None the less we can use these smaller batteries together with some metallic sweet wrappers. Chewing gum wrappers are ideal because they have a thin paper backing, and it’s this paper that ignite
Firstly, you need to remove the chewing gum and then cut the wrapper in half along its length.
Now cut the wrapper so that it’s much thinner in the middle. To understand why this helps, think of a wide river that narrows, the current becomes stronger as the river gets narrower. This is basically what happens when we cut the chewing gum wrapper, the narrow section increases the resistance, which as we discussed in our toaster analogy, slows the electrons and creates heat.
Hold the wrapper to either end of the battery and it should start to smoke quite quickly followed by ignition. The real trick is getting the burning wrapper into some tinder before it goes out again, because it doesn’t burn for long!
I have a hand torch that uses 2 x C123 batteries; these are 3V batteries. It’s one of the batteries from my torch that I’m using here. I don’t chew gum but a wrapper in your fire lighting kit weighs next to nothing.
Most modern mobile phones are sealed units and the battery isn’t easily accessible; you would need to break the phone to get to it. I have an old mobile phone with a removable back. I use it because the battery lasts almost 2 weeks before it runs out, which is ideal if I’m in the woods. But I can also get to the battery easily.
It’s a little trickier than using a 9v battery, but still relatively easy.
I’m guessing most of us don’t carry a car battery in our fire lighting kit, but none the less, it might be that you’re with a vehicle. Rather than creating sparks with a car battery and then using those to light a fire, use a single piece of wire from one battery terminal to the other; use a short piece of wire that just reaches.
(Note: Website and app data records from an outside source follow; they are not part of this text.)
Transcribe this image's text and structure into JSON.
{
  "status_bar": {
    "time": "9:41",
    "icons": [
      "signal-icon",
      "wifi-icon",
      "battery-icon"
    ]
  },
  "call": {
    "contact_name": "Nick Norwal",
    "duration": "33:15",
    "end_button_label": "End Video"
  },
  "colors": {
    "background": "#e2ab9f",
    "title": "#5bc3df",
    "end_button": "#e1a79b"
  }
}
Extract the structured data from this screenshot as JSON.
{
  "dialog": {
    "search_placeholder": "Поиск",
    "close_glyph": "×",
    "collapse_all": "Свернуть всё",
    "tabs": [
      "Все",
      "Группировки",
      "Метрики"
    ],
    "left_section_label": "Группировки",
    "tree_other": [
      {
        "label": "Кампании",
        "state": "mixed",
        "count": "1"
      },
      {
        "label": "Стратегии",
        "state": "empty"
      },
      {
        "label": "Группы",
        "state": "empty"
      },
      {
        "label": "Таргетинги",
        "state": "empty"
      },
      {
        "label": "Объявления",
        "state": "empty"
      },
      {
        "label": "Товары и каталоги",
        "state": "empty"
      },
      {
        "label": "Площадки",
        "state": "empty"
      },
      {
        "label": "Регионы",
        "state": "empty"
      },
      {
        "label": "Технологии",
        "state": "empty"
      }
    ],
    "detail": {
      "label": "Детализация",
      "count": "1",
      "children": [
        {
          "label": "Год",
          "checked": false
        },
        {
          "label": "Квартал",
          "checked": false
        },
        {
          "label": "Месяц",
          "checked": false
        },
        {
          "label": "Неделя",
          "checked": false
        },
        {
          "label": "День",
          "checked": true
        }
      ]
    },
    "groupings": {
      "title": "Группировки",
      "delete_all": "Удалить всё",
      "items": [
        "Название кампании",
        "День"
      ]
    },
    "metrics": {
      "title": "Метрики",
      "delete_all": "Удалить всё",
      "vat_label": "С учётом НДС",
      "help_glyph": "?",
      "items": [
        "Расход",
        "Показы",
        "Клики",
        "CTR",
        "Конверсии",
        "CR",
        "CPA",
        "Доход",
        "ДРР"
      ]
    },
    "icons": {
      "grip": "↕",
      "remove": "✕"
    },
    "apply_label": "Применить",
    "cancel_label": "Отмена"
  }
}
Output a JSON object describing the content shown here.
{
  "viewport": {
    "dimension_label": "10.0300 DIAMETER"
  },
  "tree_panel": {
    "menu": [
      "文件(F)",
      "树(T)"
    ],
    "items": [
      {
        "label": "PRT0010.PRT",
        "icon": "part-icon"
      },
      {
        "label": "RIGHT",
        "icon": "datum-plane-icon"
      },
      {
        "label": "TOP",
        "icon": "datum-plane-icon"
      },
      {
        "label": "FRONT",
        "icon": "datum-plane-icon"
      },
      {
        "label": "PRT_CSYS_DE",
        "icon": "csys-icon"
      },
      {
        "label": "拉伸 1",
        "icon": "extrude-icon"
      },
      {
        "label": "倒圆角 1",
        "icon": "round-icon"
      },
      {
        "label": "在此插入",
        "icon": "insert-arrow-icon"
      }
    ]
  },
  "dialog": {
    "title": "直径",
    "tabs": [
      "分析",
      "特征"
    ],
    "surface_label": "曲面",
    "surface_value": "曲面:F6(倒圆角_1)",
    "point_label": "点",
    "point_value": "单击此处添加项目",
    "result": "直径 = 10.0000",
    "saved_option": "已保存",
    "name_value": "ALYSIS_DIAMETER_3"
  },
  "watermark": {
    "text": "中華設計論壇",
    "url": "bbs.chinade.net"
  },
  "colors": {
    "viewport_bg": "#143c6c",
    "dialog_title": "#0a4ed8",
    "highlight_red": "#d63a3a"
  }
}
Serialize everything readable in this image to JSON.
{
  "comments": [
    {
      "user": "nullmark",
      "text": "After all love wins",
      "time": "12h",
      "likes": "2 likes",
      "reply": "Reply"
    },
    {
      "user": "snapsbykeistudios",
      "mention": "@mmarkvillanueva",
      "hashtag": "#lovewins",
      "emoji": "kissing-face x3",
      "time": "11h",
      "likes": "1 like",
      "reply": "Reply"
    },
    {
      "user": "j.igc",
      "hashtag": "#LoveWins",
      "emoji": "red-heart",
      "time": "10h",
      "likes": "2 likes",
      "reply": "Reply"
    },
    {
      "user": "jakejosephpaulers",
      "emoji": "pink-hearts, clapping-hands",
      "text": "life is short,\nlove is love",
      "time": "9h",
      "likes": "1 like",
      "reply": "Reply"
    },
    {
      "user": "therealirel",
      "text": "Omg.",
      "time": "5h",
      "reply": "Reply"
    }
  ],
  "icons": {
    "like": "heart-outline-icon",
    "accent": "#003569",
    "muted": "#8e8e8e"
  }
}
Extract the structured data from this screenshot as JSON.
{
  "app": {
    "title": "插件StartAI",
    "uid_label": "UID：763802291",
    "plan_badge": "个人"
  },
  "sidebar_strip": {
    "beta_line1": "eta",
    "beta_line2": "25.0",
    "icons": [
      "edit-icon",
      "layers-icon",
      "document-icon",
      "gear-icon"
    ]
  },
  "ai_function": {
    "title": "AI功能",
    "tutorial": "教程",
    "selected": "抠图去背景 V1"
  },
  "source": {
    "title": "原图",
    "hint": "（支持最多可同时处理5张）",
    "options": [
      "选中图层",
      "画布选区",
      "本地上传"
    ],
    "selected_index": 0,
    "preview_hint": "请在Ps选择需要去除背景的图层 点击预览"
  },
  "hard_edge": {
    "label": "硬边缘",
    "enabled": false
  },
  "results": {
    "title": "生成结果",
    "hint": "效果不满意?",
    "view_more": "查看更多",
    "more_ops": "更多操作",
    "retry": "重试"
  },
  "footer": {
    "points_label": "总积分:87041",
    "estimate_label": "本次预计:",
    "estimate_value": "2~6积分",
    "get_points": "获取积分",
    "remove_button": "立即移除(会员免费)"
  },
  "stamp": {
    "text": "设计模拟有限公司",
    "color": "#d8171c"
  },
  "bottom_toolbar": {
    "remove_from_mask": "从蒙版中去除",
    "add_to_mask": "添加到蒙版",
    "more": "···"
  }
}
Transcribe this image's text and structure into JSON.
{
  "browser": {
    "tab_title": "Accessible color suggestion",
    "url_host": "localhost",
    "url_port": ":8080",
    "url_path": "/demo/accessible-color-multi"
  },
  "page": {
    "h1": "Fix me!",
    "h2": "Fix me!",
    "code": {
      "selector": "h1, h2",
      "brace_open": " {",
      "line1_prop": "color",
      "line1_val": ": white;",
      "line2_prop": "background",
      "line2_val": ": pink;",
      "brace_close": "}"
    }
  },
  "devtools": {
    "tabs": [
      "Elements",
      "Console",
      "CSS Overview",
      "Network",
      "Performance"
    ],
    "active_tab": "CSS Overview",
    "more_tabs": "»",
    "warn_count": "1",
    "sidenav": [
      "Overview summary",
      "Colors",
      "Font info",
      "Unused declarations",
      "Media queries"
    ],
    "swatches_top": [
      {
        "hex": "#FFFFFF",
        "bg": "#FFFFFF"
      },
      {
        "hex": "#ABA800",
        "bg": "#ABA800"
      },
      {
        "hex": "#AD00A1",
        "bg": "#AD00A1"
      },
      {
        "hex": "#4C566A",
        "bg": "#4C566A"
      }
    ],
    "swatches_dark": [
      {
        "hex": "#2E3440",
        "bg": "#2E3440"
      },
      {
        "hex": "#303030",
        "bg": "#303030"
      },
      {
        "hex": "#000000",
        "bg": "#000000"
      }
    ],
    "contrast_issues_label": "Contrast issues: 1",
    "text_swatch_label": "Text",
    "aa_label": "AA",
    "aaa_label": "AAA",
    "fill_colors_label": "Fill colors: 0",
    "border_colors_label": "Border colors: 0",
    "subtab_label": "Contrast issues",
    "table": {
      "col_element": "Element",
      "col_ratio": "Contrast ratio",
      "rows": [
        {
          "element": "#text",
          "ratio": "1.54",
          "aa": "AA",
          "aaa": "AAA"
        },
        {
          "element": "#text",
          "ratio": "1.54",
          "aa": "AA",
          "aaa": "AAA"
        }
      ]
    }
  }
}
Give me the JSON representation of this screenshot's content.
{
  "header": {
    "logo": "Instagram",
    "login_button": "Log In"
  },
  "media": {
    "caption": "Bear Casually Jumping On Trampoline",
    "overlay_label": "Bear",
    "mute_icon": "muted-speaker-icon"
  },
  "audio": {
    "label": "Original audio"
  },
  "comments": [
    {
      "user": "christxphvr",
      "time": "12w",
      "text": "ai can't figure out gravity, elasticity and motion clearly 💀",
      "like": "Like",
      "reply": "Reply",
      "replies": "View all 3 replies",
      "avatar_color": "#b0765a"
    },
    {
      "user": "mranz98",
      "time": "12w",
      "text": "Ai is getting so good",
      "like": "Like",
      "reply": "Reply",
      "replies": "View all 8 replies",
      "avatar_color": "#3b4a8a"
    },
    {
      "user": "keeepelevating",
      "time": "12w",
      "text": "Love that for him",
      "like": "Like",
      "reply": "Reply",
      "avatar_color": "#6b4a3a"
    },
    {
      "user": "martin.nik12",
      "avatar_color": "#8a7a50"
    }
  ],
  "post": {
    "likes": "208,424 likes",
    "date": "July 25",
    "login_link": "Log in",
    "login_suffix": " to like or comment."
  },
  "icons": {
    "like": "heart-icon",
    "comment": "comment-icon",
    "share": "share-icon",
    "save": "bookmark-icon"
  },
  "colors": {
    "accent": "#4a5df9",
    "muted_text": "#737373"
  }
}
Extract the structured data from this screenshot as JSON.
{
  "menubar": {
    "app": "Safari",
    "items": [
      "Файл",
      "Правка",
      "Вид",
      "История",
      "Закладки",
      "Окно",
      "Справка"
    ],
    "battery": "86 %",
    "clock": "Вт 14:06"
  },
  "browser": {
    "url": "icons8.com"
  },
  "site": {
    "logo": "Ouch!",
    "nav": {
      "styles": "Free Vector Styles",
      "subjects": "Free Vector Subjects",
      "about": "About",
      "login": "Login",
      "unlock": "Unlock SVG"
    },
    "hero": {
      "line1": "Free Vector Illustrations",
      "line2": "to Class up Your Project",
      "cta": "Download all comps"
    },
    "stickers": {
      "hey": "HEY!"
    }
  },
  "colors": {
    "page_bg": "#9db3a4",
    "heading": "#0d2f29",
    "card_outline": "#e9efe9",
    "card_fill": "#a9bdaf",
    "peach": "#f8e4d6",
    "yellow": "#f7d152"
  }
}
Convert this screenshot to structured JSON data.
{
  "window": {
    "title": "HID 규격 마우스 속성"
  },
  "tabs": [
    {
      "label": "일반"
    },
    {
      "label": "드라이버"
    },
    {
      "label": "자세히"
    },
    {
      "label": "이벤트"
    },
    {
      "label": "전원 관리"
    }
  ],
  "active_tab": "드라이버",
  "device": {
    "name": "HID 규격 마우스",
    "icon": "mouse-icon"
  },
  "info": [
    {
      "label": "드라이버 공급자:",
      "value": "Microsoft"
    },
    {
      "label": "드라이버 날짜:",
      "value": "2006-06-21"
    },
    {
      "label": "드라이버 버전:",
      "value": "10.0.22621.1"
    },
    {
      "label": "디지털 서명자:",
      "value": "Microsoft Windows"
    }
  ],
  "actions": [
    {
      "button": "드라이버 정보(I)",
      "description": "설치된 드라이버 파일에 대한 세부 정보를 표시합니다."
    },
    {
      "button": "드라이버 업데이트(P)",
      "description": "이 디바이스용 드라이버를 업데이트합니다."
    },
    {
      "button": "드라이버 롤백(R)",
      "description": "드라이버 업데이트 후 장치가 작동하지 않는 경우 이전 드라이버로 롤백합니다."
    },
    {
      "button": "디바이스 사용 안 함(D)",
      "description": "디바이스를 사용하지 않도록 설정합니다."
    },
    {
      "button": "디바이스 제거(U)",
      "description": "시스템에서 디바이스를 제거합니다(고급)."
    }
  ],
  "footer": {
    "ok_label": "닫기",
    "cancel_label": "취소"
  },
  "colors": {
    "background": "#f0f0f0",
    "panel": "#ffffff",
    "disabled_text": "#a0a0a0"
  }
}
Cut away some of the insulation from the wire and wait for it to glow red (much like our toaster example) and use this heat to ignite your tinder.
As always, don’t take my word for any of this, get out there and try it for yourselves!
We teach how to use traditional flint & steel, as well as a host of other methods of ignition, on our 1 Day Fire Lighting Course, our as well as on our 2 Day & 5 Day Bushcraft Courses, the IOL Bushcraft Competency Course and also our 2 Day & 5 Day Survival Courses. You can see plenty of photos from all of these courses on our Facebook page.